■ **EXERCISE**
Each line of the records below that holds "skin" should be returned.

Saved data entries
§

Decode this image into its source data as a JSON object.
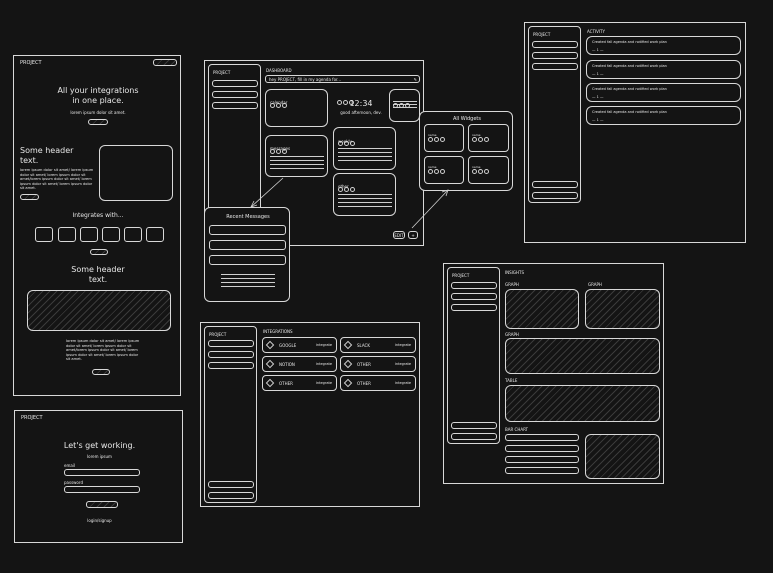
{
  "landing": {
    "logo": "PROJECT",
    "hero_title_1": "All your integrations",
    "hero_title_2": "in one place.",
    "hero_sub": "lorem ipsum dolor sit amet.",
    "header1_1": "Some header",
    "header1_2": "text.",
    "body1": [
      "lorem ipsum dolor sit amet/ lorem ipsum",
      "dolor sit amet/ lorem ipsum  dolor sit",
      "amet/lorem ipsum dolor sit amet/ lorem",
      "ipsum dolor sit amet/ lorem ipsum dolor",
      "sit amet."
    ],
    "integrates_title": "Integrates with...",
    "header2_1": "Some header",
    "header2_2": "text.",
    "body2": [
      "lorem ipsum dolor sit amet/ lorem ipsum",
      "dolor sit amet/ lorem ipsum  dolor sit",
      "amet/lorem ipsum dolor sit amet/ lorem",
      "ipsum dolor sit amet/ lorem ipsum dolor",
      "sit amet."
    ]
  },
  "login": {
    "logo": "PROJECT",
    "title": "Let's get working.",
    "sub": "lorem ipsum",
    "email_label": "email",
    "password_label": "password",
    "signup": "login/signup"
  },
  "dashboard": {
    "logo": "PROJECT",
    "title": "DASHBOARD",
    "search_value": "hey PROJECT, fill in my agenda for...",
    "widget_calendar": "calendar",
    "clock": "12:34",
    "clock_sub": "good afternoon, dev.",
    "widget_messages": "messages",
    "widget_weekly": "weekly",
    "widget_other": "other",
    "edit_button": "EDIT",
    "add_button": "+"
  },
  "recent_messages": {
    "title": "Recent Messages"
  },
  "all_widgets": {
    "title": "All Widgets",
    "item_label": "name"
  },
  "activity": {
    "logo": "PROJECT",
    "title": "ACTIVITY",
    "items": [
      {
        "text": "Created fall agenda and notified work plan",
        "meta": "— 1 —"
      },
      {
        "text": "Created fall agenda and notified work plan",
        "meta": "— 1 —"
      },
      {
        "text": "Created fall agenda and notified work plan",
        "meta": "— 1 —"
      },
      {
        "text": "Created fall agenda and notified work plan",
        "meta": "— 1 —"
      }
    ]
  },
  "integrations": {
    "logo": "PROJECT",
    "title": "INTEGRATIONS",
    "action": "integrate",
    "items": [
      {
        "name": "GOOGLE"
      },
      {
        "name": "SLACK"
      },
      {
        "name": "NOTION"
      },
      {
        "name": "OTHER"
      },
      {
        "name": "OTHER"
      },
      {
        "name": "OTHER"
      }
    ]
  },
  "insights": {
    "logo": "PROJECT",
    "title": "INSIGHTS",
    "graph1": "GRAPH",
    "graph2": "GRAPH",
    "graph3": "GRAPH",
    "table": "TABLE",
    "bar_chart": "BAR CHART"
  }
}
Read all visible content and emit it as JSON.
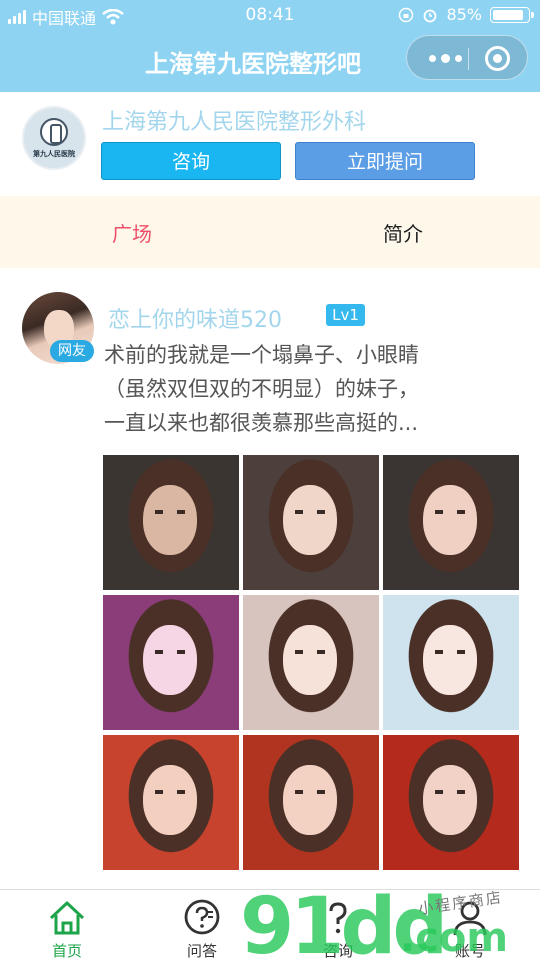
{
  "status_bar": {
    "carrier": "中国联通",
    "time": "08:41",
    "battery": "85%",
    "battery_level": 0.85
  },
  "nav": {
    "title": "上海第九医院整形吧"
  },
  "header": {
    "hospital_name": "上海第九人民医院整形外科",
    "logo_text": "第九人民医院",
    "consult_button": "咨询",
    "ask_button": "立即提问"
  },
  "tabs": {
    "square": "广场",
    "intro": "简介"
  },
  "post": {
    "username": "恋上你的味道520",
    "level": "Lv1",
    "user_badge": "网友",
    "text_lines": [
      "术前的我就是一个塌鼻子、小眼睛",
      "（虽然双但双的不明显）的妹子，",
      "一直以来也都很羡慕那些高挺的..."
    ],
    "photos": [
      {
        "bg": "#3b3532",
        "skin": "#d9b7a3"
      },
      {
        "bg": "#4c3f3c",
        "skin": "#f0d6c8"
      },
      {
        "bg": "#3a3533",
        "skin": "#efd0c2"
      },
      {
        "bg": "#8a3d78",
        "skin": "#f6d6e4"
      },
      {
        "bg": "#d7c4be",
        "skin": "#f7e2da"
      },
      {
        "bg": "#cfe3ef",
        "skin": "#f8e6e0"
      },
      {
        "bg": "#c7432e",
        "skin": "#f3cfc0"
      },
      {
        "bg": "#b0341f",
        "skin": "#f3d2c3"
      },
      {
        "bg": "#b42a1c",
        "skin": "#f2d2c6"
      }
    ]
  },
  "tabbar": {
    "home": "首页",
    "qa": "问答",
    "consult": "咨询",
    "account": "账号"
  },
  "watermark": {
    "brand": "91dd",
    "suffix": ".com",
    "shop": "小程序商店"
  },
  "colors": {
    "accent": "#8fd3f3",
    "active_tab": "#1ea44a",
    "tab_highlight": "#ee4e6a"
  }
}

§

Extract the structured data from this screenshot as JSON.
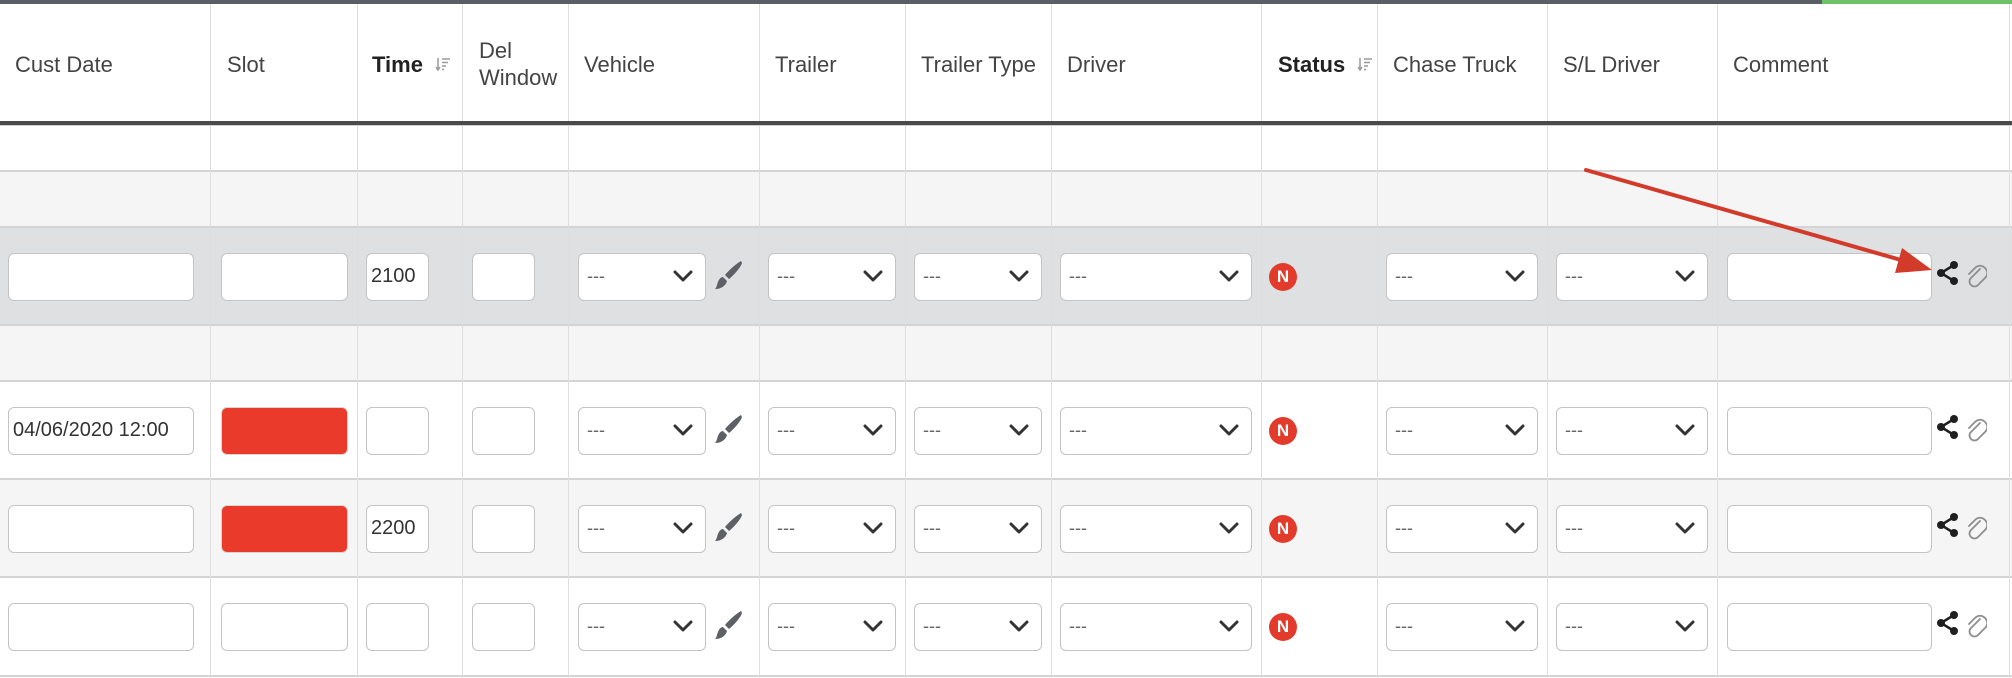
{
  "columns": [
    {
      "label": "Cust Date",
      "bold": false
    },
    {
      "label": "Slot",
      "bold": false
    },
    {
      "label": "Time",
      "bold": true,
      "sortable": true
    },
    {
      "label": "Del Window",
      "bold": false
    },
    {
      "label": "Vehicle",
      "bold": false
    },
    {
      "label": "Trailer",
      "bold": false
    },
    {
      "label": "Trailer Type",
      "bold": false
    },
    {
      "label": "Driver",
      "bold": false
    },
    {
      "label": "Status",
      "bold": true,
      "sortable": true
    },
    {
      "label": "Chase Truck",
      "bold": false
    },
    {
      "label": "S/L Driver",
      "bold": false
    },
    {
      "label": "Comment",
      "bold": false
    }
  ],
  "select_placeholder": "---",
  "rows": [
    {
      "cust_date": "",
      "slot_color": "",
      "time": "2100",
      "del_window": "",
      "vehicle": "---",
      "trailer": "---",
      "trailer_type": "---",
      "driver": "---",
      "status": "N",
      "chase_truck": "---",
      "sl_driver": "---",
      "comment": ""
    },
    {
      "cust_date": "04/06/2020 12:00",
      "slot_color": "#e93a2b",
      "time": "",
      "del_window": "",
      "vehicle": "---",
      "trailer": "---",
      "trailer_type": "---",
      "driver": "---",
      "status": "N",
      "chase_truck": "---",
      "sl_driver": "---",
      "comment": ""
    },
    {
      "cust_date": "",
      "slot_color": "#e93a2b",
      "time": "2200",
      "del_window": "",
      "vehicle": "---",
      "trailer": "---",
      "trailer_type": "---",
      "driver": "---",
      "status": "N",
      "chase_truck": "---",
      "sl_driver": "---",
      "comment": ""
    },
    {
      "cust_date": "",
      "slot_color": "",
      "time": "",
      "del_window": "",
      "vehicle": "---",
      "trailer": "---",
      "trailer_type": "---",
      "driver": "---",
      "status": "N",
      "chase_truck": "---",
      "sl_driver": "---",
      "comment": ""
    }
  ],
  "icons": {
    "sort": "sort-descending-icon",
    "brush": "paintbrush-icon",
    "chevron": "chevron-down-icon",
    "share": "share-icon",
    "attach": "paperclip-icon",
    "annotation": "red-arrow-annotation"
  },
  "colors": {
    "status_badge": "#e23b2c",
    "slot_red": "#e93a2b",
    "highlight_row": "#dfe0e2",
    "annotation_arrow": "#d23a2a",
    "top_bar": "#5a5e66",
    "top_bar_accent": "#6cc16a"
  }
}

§

■ **TASK ANSWER**
        "skin": "#d9b7a3"
        "skin": "#f0d6c8"
        "skin": "#efd0c2"
        "skin": "#f6d6e4"
        "skin": "#f7e2da"
        "skin": "#f8e6e0"
        "skin": "#f3cfc0"
        "skin": "#f3d2c3"
        "skin": "#f2d2c6"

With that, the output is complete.